Earlier today we received a tip that promised "a quick story about NYC landlords favoring market rate tenants" and "the sheer assholery of some rich people dominating formerly diverse, interesting neighborhoods." Would you believe that we're talking about SoHo?

Jonathan, the tipster, says his mother has lived in an 800-square foot, rent-stabilized loft near the intersection of Spring and Mercer Streets since 1980. "All the neighbors used to know each other," Jonathan told us.

"One time when I was a kid, I watched a scary movie, and I knew the guy on the 7th floor and hung out in his apartment until my mom came back from the store. Now it's unrecognizable, it's not the neighborhood I grew up in."

Jonathan, who asked that we not publish his last name and exact address "because the landlord has tried to use technicalities to get us out," says his mother is the only non-market rate tenant in the landmarked building, and pays $900/month in rent. Apparently this fact does not sit well with the neighbor downstairs, who pays $5,500/month.

"He throws after-hour parties. People go to a club, then they come back to his apartment after the club is closed to party more," Jonathan told us, adding that his mother works six days a week as a masseuse at a spa. "She's 67. Her Social Security equals her rent. So she's gonna have to keep working into her early seventies at least, and she's been unable to sleep. And when she's tried to ask him, he's been a jerk about it."

As proof, Jonathan sent us screengrabs of a recent exchange with the downstairs neighbor, Tarik.


"He just thinks that if he's paying a lot of money, he can do whatever the fuck he wants," Jonathan explains.

Tarik himself confirmed this suspicion in a brief telephone conversation.

"I say I pay $5,500, because it's so expensive, I should be left alone to do what I want in my apartment...I have the whole floor to myself," Tarik told us, adding that he was "hardly there" for the duration of his one-year lease. "I was in Africa for a whole month!"

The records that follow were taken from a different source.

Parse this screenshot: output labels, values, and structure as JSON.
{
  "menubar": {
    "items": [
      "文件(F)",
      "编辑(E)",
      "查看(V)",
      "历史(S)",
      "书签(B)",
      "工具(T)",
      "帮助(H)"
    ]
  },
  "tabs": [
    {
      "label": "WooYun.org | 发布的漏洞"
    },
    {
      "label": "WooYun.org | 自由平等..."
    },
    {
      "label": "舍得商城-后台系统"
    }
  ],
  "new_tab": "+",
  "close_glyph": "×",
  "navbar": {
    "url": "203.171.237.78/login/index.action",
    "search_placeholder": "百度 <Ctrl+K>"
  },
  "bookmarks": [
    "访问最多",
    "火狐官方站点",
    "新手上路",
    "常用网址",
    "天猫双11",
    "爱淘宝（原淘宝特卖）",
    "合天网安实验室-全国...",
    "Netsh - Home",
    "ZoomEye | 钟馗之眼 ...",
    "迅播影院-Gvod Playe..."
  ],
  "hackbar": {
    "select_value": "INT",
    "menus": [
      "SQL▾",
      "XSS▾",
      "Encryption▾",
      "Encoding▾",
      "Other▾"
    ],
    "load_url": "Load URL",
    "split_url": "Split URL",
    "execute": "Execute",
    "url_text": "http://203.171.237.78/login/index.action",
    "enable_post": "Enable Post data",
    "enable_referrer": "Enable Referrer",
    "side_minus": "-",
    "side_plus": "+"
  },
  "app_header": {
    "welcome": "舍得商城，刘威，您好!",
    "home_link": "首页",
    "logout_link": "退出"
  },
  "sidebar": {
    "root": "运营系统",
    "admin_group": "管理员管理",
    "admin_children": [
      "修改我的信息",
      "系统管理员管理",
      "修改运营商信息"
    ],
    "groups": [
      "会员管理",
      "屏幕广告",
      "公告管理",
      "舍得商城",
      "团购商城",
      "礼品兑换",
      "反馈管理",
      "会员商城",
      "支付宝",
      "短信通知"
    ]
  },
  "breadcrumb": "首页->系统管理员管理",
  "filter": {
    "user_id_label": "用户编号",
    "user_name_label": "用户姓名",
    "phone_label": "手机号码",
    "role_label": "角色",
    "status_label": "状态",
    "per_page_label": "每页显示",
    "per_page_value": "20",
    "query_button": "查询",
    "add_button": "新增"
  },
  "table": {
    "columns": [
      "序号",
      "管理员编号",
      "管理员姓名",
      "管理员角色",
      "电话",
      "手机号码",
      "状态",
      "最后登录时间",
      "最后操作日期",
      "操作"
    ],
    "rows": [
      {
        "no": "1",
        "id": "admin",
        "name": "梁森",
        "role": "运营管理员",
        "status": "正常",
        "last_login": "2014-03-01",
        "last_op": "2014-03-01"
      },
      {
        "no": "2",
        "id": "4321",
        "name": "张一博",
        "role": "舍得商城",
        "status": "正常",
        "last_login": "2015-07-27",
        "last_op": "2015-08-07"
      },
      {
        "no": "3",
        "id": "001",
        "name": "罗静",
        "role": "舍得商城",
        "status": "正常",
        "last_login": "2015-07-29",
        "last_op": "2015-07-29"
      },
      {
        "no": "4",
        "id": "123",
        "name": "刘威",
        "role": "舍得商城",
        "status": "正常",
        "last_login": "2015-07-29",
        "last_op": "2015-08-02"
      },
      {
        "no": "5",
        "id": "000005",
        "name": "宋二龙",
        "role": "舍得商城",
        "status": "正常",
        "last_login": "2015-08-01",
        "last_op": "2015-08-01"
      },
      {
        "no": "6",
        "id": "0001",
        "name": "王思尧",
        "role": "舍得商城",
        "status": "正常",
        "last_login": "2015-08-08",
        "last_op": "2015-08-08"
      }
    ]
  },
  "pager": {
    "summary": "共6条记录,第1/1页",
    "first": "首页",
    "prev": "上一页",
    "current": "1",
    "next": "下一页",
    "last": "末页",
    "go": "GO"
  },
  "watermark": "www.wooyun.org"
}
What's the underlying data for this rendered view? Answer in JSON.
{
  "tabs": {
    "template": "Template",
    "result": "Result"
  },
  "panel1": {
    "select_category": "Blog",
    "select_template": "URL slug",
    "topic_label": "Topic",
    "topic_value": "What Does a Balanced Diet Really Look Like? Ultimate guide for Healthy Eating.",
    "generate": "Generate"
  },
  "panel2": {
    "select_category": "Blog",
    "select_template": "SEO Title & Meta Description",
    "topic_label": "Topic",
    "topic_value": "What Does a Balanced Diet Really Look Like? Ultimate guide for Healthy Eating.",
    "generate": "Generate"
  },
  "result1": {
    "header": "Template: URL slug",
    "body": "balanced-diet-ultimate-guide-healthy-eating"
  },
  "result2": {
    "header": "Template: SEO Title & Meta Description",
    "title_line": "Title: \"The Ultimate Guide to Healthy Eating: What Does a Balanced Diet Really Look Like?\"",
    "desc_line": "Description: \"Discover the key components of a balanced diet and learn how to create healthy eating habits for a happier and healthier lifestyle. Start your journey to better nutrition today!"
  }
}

He also claimed to be unaware of the rent discrepancy between himself and his 67-year-old neighbor.

"I have no clue that they're rent-stabilized, I thought everyone was paying the same rent in my building. I don't even know. I could care less what their rent is. It makes no difference to me."

He added, "The guy upstairs pays $10,500!"

After being asked about his profession, Tarik hung up.

According to Jonathan, the NYPD responded to a recent 311 complaint about the noise emanating from Tarik's apartment; officers knocked loudly at the front door, but no one answered.

"They climbed down the fire escape and were banging on his windows and the air conditioning with their flashlights and he didn't budge," Jonathan said. "[The noise] is illegal but nothing's gonna happen to him."

"I kind of scared him in the elevator the next day. I told him, 'Next time they'll find your drugs.'"